RECORDS SUPPLIED:
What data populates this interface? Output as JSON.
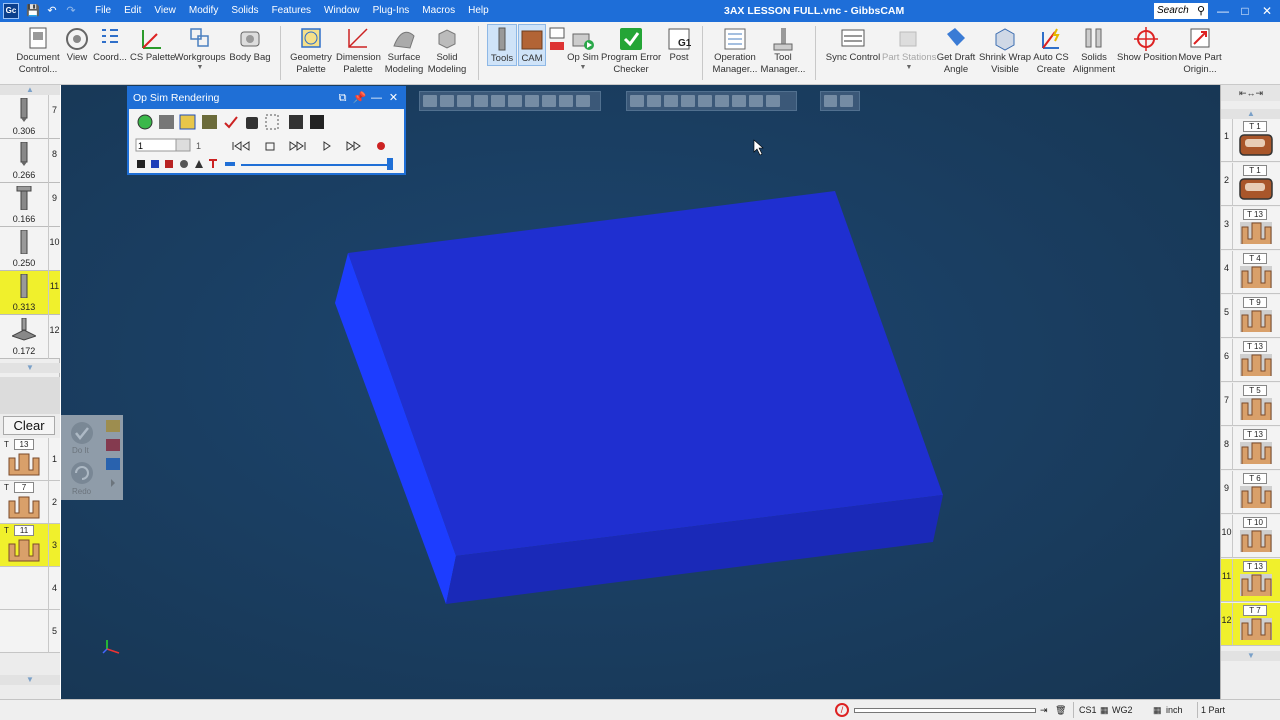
{
  "app": {
    "window_title": "3AX LESSON FULL.vnc - GibbsCAM",
    "logo": "Gc",
    "search_label": "Search"
  },
  "menu": [
    "File",
    "Edit",
    "View",
    "Modify",
    "Solids",
    "Features",
    "Window",
    "Plug-Ins",
    "Macros",
    "Help"
  ],
  "ribbon": {
    "document_control": [
      "Document",
      "Control..."
    ],
    "view": "View",
    "coord": "Coord...",
    "cs_palette": "CS Palette",
    "workgroups": "Workgroups",
    "body_bag": "Body Bag",
    "geometry_palette": [
      "Geometry",
      "Palette"
    ],
    "dimension_palette": [
      "Dimension",
      "Palette"
    ],
    "surface_modeling": [
      "Surface",
      "Modeling"
    ],
    "solid_modeling": [
      "Solid",
      "Modeling"
    ],
    "tools": "Tools",
    "cam": "CAM",
    "op_sim": "Op Sim",
    "program_error_checker": [
      "Program Error",
      "Checker"
    ],
    "post": "Post",
    "post_badge": "G1",
    "operation_manager": [
      "Operation",
      "Manager..."
    ],
    "tool_manager": [
      "Tool",
      "Manager..."
    ],
    "sync_control": "Sync Control",
    "part_stations": "Part Stations",
    "get_draft_angle": [
      "Get Draft",
      "Angle"
    ],
    "shrink_wrap_visible": [
      "Shrink Wrap",
      "Visible"
    ],
    "auto_cs_create": [
      "Auto CS",
      "Create"
    ],
    "solids_alignment": [
      "Solids",
      "Alignment"
    ],
    "show_position": "Show Position",
    "move_part_origin": [
      "Move Part",
      "Origin..."
    ]
  },
  "left_tools": [
    {
      "num": "7",
      "value": "0.306",
      "highlighted": false
    },
    {
      "num": "8",
      "value": "0.266",
      "highlighted": false
    },
    {
      "num": "9",
      "value": "0.166",
      "highlighted": false
    },
    {
      "num": "10",
      "value": "0.250",
      "highlighted": false
    },
    {
      "num": "11",
      "value": "0.313",
      "highlighted": true
    },
    {
      "num": "12",
      "value": "0.172",
      "highlighted": false
    }
  ],
  "clear_button": "Clear",
  "doit_panel": {
    "do_it": "Do It",
    "redo": "Redo"
  },
  "left_ops": [
    {
      "tool": "13",
      "num": "1",
      "highlighted": false
    },
    {
      "tool": "7",
      "num": "2",
      "highlighted": false
    },
    {
      "tool": "11",
      "num": "3",
      "highlighted": true
    },
    {
      "tool": "",
      "num": "4",
      "highlighted": false
    },
    {
      "tool": "",
      "num": "5",
      "highlighted": false
    }
  ],
  "right_ops": [
    {
      "num": "1",
      "tool": "T 1",
      "kind": "contour",
      "highlighted": false
    },
    {
      "num": "2",
      "tool": "T 1",
      "kind": "contour",
      "highlighted": false
    },
    {
      "num": "3",
      "tool": "T 13",
      "kind": "pocket",
      "highlighted": false
    },
    {
      "num": "4",
      "tool": "T 4",
      "kind": "pocket",
      "highlighted": false
    },
    {
      "num": "5",
      "tool": "T 9",
      "kind": "pocket",
      "highlighted": false
    },
    {
      "num": "6",
      "tool": "T 13",
      "kind": "pocket",
      "highlighted": false
    },
    {
      "num": "7",
      "tool": "T 5",
      "kind": "pocket",
      "highlighted": false
    },
    {
      "num": "8",
      "tool": "T 13",
      "kind": "pocket",
      "highlighted": false
    },
    {
      "num": "9",
      "tool": "T 6",
      "kind": "pocket",
      "highlighted": false
    },
    {
      "num": "10",
      "tool": "T 10",
      "kind": "pocket",
      "highlighted": false
    },
    {
      "num": "11",
      "tool": "T 13",
      "kind": "pocket",
      "highlighted": true
    },
    {
      "num": "12",
      "tool": "T 7",
      "kind": "pocket",
      "highlighted": true
    }
  ],
  "opsim": {
    "title": "Op Sim Rendering",
    "op_field": "1",
    "op_field2": "1",
    "progress": 1.0
  },
  "status": {
    "cs": "CS1",
    "wg": "WG2",
    "units": "inch",
    "parts": "1 Part"
  },
  "colors": {
    "title_bar": "#1e6ed8",
    "viewport_bg": "#1c4065",
    "part_top": "#1f2fd0",
    "highlight": "#f0f02c"
  }
}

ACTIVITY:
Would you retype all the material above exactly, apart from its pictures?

FINISHED TASK:
What data populates this interface? Output as JSON.
{
  "app": {
    "window_title": "3AX LESSON FULL.vnc - GibbsCAM",
    "logo": "Gc",
    "search_label": "Search"
  },
  "menu": [
    "File",
    "Edit",
    "View",
    "Modify",
    "Solids",
    "Features",
    "Window",
    "Plug-Ins",
    "Macros",
    "Help"
  ],
  "ribbon": {
    "document_control": [
      "Document",
      "Control..."
    ],
    "view": "View",
    "coord": "Coord...",
    "cs_palette": "CS Palette",
    "workgroups": "Workgroups",
    "body_bag": "Body Bag",
    "geometry_palette": [
      "Geometry",
      "Palette"
    ],
    "dimension_palette": [
      "Dimension",
      "Palette"
    ],
    "surface_modeling": [
      "Surface",
      "Modeling"
    ],
    "solid_modeling": [
      "Solid",
      "Modeling"
    ],
    "tools": "Tools",
    "cam": "CAM",
    "op_sim": "Op Sim",
    "program_error_checker": [
      "Program Error",
      "Checker"
    ],
    "post": "Post",
    "post_badge": "G1",
    "operation_manager": [
      "Operation",
      "Manager..."
    ],
    "tool_manager": [
      "Tool",
      "Manager..."
    ],
    "sync_control": "Sync Control",
    "part_stations": "Part Stations",
    "get_draft_angle": [
      "Get Draft",
      "Angle"
    ],
    "shrink_wrap_visible": [
      "Shrink Wrap",
      "Visible"
    ],
    "auto_cs_create": [
      "Auto CS",
      "Create"
    ],
    "solids_alignment": [
      "Solids",
      "Alignment"
    ],
    "show_position": "Show Position",
    "move_part_origin": [
      "Move Part",
      "Origin..."
    ]
  },
  "left_tools": [
    {
      "num": "7",
      "value": "0.306",
      "highlighted": false
    },
    {
      "num": "8",
      "value": "0.266",
      "highlighted": false
    },
    {
      "num": "9",
      "value": "0.166",
      "highlighted": false
    },
    {
      "num": "10",
      "value": "0.250",
      "highlighted": false
    },
    {
      "num": "11",
      "value": "0.313",
      "highlighted": true
    },
    {
      "num": "12",
      "value": "0.172",
      "highlighted": false
    }
  ],
  "clear_button": "Clear",
  "doit_panel": {
    "do_it": "Do It",
    "redo": "Redo"
  },
  "left_ops": [
    {
      "tool": "13",
      "num": "1",
      "highlighted": false
    },
    {
      "tool": "7",
      "num": "2",
      "highlighted": false
    },
    {
      "tool": "11",
      "num": "3",
      "highlighted": true
    },
    {
      "tool": "",
      "num": "4",
      "highlighted": false
    },
    {
      "tool": "",
      "num": "5",
      "highlighted": false
    }
  ],
  "right_ops": [
    {
      "num": "1",
      "tool": "T 1",
      "kind": "contour",
      "highlighted": false
    },
    {
      "num": "2",
      "tool": "T 1",
      "kind": "contour",
      "highlighted": false
    },
    {
      "num": "3",
      "tool": "T 13",
      "kind": "pocket",
      "highlighted": false
    },
    {
      "num": "4",
      "tool": "T 4",
      "kind": "pocket",
      "highlighted": false
    },
    {
      "num": "5",
      "tool": "T 9",
      "kind": "pocket",
      "highlighted": false
    },
    {
      "num": "6",
      "tool": "T 13",
      "kind": "pocket",
      "highlighted": false
    },
    {
      "num": "7",
      "tool": "T 5",
      "kind": "pocket",
      "highlighted": false
    },
    {
      "num": "8",
      "tool": "T 13",
      "kind": "pocket",
      "highlighted": false
    },
    {
      "num": "9",
      "tool": "T 6",
      "kind": "pocket",
      "highlighted": false
    },
    {
      "num": "10",
      "tool": "T 10",
      "kind": "pocket",
      "highlighted": false
    },
    {
      "num": "11",
      "tool": "T 13",
      "kind": "pocket",
      "highlighted": true
    },
    {
      "num": "12",
      "tool": "T 7",
      "kind": "pocket",
      "highlighted": true
    }
  ],
  "opsim": {
    "title": "Op Sim Rendering",
    "op_field": "1",
    "op_field2": "1",
    "progress": 1.0
  },
  "status": {
    "cs": "CS1",
    "wg": "WG2",
    "units": "inch",
    "parts": "1 Part"
  },
  "colors": {
    "title_bar": "#1e6ed8",
    "viewport_bg": "#1c4065",
    "part_top": "#1f2fd0",
    "highlight": "#f0f02c"
  }
}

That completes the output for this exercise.